Many leftist organizations actually praised the Family's actions: most notably at the December, 1969 meeting of the Weathermen's Students for a Democratic Society in Flint, Michigan. Bernardine Dohrn is quoted as having said "First they killed those pigs, then they ate dinner in the same room with them, then they even shoved a fork into the pig Tate's stomach! Wild!" Yes, some of the details in her description are off. Nevertheless, the stunning result of her words for the rest of the meeting involved attendees flashing each other a finger "fork" as a symbol of solidarity and resolve. Believe it or not, today Bernardine Dohrn is a Professor of Law at Northwestern University. Truth is stranger than fiction, after all.

If Patty was to elucidate her theory in 300 words or less, she thinks that Gary Hinman and John Griggs got caught in the middle of a huge turf war, and perished. Presumably this was due to their trusting and kind dispositions, chemical talents (or, lack thereof), business connections and affinity with the fairly peaceful, pre-1969 scene. Voytek, according to Roman himself, had stayed at Cielo "a bit too long:" the implication being that Voytek was into something dangerous. Indeed, even though Voytek went to film school and came from a wealthy family, he was at the time of his murder quite broke, which must have been psychologically difficult for him. He attempted to get a writing career going to no avail. He was well connected, and he needed money, FAST. He and Gibby had ingested an MDA-like compound within days or hours of their death according to their autopsies, which is telling. Roman immediately suspected John Phillips and apparently ransacked his car looking for the proof. Is it possible that Roman was not completely oblivious to the situation that led up to the murder of his wife and child? Could he have stopped what happened?
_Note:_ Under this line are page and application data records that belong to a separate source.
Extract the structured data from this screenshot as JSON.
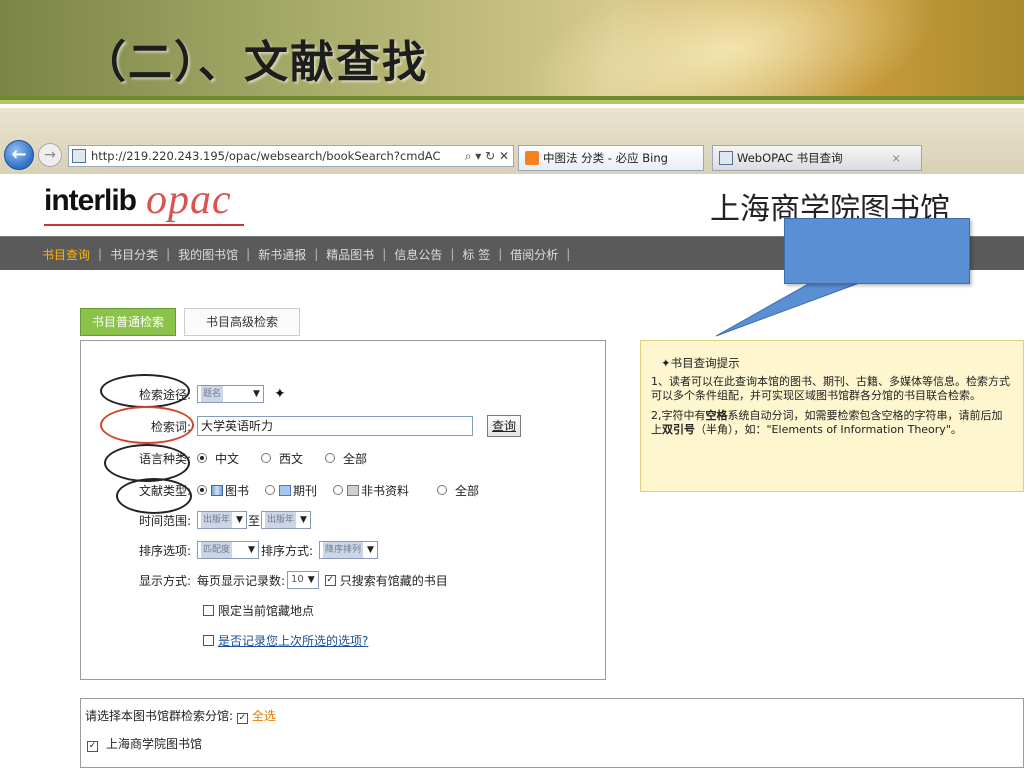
{
  "slide": {
    "title": "（二）、文献查找"
  },
  "browser": {
    "url": "http://219.220.243.195/opac/websearch/bookSearch?cmdAC",
    "tools": "⌕ ▾ ↻ ✕",
    "tabs": [
      {
        "label": "中图法 分类 - 必应 Bing"
      },
      {
        "label": "WebOPAC 书目查询",
        "close": "×"
      }
    ]
  },
  "header": {
    "logo_word": "interlib",
    "logo_opac": "opac",
    "library_name": "上海商学院图书馆"
  },
  "nav": {
    "items": [
      "书目查询",
      "书目分类",
      "我的图书馆",
      "新书通报",
      "精品图书",
      "信息公告",
      "标 签",
      "借阅分析"
    ],
    "separator": "|"
  },
  "search_tabs": {
    "basic": "书目普通检索",
    "advanced": "书目高级检索"
  },
  "form": {
    "route_label": "检索途径:",
    "route_value": "题名",
    "keyword_label": "检索词:",
    "keyword_value": "大学英语听力",
    "search_button": "查询",
    "lang_label": "语言种类:",
    "lang_options": [
      "中文",
      "西文",
      "全部"
    ],
    "doctype_label": "文献类型:",
    "doctype_options": [
      "图书",
      "期刊",
      "非书资料",
      "全部"
    ],
    "time_label": "时间范围:",
    "time_from": "出版年",
    "time_to_word": "至",
    "time_to": "出版年",
    "sort_label": "排序选项:",
    "sort_value": "匹配度",
    "sort_mode_label": "排序方式:",
    "sort_mode_value": "降序排列",
    "display_label": "显示方式:",
    "per_page_label": "每页显示记录数:",
    "per_page_value": "10",
    "only_held": "只搜索有馆藏的书目",
    "limit_location": "限定当前馆藏地点",
    "remember_option": "是否记录您上次所选的选项?"
  },
  "hint": {
    "title": "书目查询提示",
    "p1": "1、读者可以在此查询本馆的图书、期刊、古籍、多媒体等信息。检索方式可以多个条件组配，并可实现区域图书馆群各分馆的书目联合检索。",
    "p2_a": "2,字符中有",
    "p2_b": "空格",
    "p2_c": "系统自动分词，如需要检索包含空格的字符串，请前后加上",
    "p2_d": "双引号",
    "p2_e": "（半角），如：\"Elements of Information Theory\"。"
  },
  "bottom": {
    "label": "请选择本图书馆群检索分馆:",
    "select_all": "全选",
    "library": "上海商学院图书馆"
  },
  "colors": {
    "nav_bg": "#5a5a5a",
    "nav_active": "#ffb400",
    "tab_active": "#8bc34a",
    "hint_bg": "#fdf6cf",
    "callout": "#5b8fd4",
    "opac_red": "#d9534f"
  }
}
This has actually been suggested to Patty by a somewhat reliable source.

The staff at Jay's fancy hair salons apparently heard about his death well before the public did, went to his home, and "cleaned" it. Jay's salons and Rosemary's dress shops would have made great dealerships in the new regime, but it was not meant to be. Leno likely funded Rosemary's shady business with shady money he made with his shady banking and gambling friends. Like Steve Parent's death, the deaths of Sharon and Gibby were incidental to the main goal of the evening. But because they were rich and beautiful, a (flawed) argument could be made that they were piggies, too. If it is true that Katie Krenwinkel and Bill Garretson were friendly, then he was not killed, presumably because he was not a piggie. Rather, he was "us," not "them."
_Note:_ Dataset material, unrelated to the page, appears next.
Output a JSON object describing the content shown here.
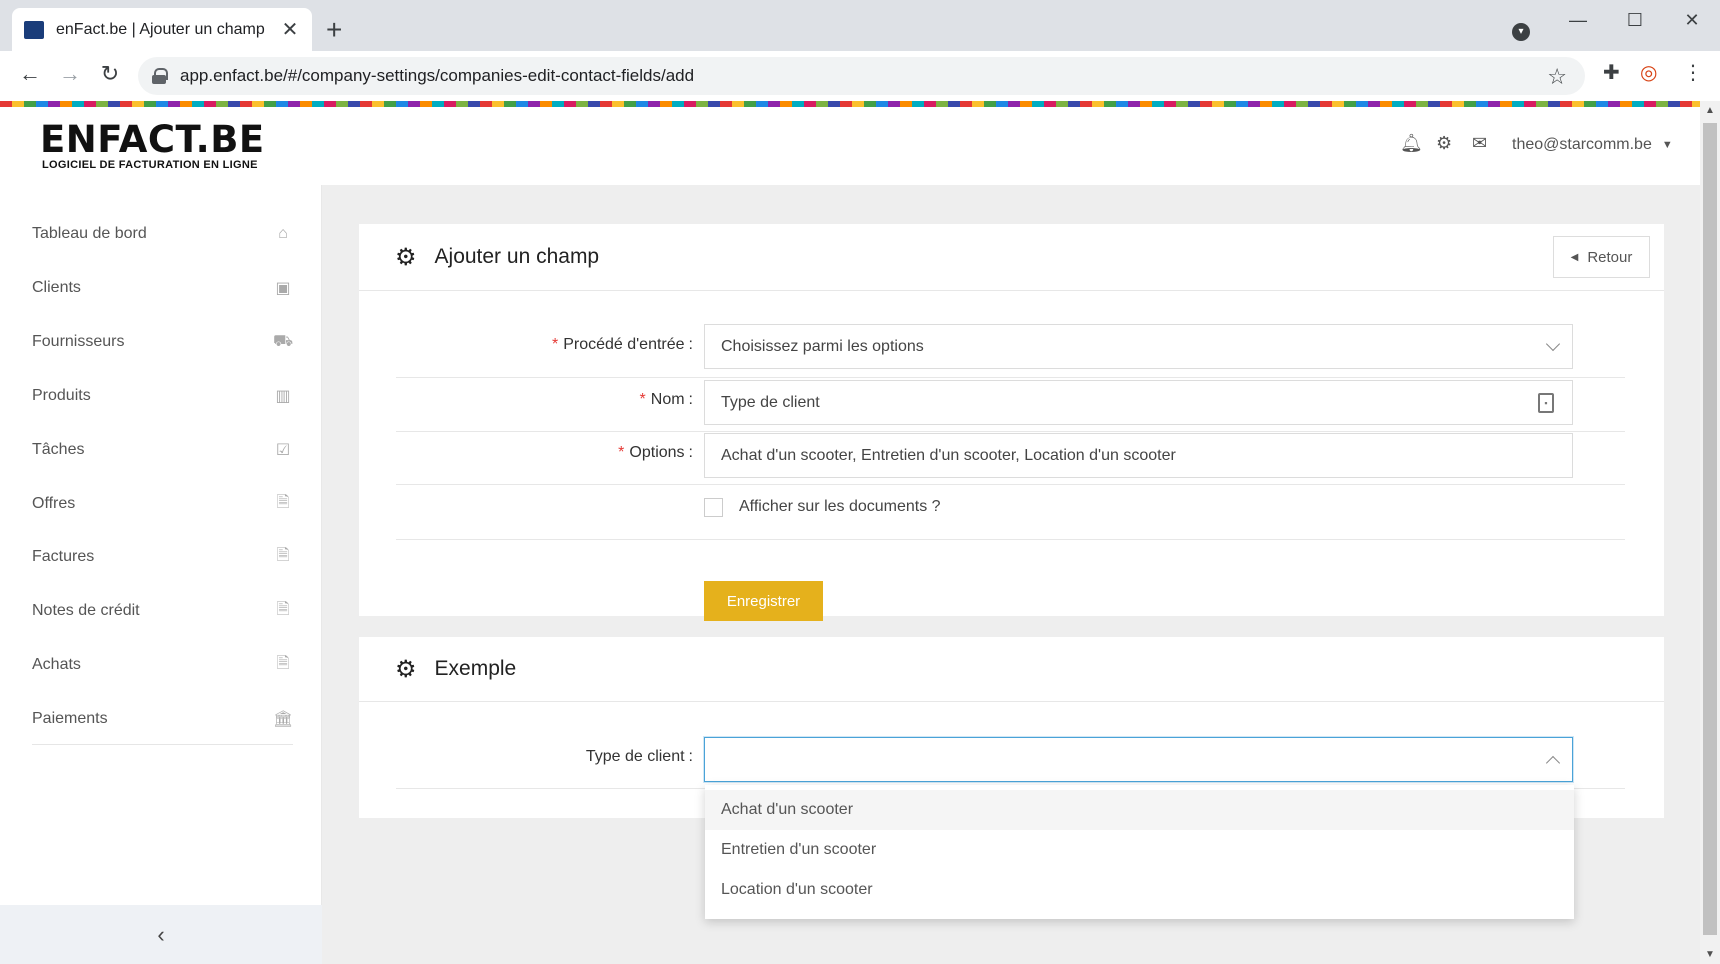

Why were we so comfortable with swallowing the Helter Skelter thing, hook line and sinker? Patty has a hypothesis that is instructed by her 25 year old, dual major in political science and religious studies. Both disciplines have to do with understanding how the beliefs, behaviors and resources of a given population are managed by its leaders. In the East and at the Vatican, people know intuitively that religion and politics are the same damned thing.  They do not try to divorce the two, like we do here in the US. So, if what happened with the Mansons was not about "rational" politics or business dealings, then it had to have been about "irrational" religion. Our culture decided to demonize them rather than examine them more closely. This was a cult, we decided, and as such, the Manson Family's actions have been easily discountable as irrelevant and irrational for the last 40-plus years. Many careers were born of this premise, including that of The Bug.

Anywhoo, This is Patty's last post on this subject for now because obviously she has a lot more work to do: documents to find, people to interview, timelines to make. Won't you join her? She needs some damned help, please.